In January, it was reported that Quinten Dormady would be transferring from Tennessee.  In mid-April, Dormady revealed his likely transfer destination.  Five months after initially leaving Rocky Top, the quarterback officially has a new college football home.

Houston confirmed earlier Tuesday that Dormady is enrolling at the university and will be continuing his college football career with the Cougars.  As Dormady will be coming to the American Athletic Conference school as a graduate transfer, he’ll be eligible to compete for the starting job at UH immediately in 2018.

Dormady was the Vols’ starter to open what turned out to be Butch Jones‘ final season in Knoxville.  In starting the first five games of 2017, Dormady had accounted for eight turnovers, six of which were the result of interceptions. Five of those picks came in losses to Florida (three) and Georgia (two).

Coming off a bye, redshirt freshman Jarrett Guarantano started the Week 7 loss to South Carolina after Dormady was benched following the loss to UGA.  Prior to the Week 9 road trip to Kentucky, it was reported that Dormady would be sidelined the remainder of the year because of a shoulder injury.

Dormady, who grew up near San Antonio, completed 76-of-137 passes (55.5%) for 925 yards, six touchdowns and the six interceptions this past season.  The 6-4, 222-pound junior finished the Vols portion of his playing career with 1,282 yards, seven touchdown and six picks.  He also ran the ball 22 times for a total of 21 yards.

At UH, Dormady will compete for the starting job with D’Eriq King, the wide receiver-turned-quarterback who started the final four games last season for the Cougars.

UCLA-Oklahoma game this September likely unaffected by latest California travel ban

Getty Images
10 Comments

It appears likely politics won’t have an impact on one of the marquee matchups in the early portion of the 2018 college football schedule.

Friday, California officially announced that it had extended its ban on state-funded travel to the state of Oklahoma. The Golden State bars its workers from traveling to states California leaders believe are discriminatory toward gay and transgender people, a law enacted in 2016 that now extends to nine states.

In a press release, California’s Attorney General stated that a new law recently enacted in Oklahoma led to the ban.

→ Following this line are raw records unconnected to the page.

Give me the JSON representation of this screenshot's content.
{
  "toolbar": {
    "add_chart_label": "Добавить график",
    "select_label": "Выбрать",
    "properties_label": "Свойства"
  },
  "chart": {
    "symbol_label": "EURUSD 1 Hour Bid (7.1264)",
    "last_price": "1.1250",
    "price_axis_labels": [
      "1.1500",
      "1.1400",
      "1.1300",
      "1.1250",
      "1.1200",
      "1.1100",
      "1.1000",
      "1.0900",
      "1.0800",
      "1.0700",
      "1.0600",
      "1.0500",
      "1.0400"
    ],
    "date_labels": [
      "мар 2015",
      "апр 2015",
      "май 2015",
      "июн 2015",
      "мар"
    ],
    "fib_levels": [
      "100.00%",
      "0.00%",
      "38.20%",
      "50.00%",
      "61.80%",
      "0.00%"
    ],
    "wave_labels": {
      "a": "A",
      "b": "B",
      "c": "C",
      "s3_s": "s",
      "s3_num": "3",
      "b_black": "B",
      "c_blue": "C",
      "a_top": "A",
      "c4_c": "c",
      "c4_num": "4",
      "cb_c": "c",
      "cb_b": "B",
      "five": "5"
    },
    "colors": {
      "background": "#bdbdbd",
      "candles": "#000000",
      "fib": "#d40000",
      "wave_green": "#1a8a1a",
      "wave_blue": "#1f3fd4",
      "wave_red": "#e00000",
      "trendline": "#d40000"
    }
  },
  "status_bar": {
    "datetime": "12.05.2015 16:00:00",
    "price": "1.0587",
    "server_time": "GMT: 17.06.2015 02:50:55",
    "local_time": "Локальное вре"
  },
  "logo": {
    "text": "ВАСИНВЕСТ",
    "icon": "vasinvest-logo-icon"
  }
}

“California will not use state resources to support states that pass discriminatory laws,” Xavier Becerra said in a statement. “The law enacted in Oklahoma allows discrimination against LGBTQ children and aspiring LGBTQ parents who must navigate the adoption process. California taxpayers are taking a stand against bigotry and in support of those who would be harmed by this prejudiced policy.”

So, what exactly does this have to do with college football? On Sept. 8 of this year, UCLA is scheduled to travel Oklahoma to take on the Sooners in Norman.

However, because the first game of that home-and-home series was scheduled in 2013, this year’s matchup is likely to be exempted from the ban.  Last year, for example, UCLA traveled to Tennessee to play Memphis in football; Cal played at the North Carolina Tar Heels; and the Texas Longhorns hosted San Jose State despite all three of those states having already landed on the banned list.

That said, and even as it’s expected to, it’s not yet guaranteed that the UCLA-OU game this year will indeed go off as planned. From the Sacramento Bee:

Assemblyman Matt Harper, R-Huntington Beach, has asked Becerra’s department to issue a formal opinion on whether Low’s law applies to college sports. The department assigned an attorney to the question, but has not released a report.

In addition to Oklahoma, the Bee reports, “Alabama, Kansas, Kentucky, Mississippi, North Carolina, South Dakota, Tennessee and Texas [are] on the list of states where California public employees cannot travel for work-related purposes unless they are required to by a court, to investigate a crime, investigate a tax dispute or comply with a grant.”

Along with those exemptions listed at the end, schools in California’s public university systems are permitted to send their sports teams to postseason tournaments, including college football bowl games.  Additionally, sports teams from states on the banned list are permitted to travel to California to play, regular season, postseason and otherwise.

After all, money y’all.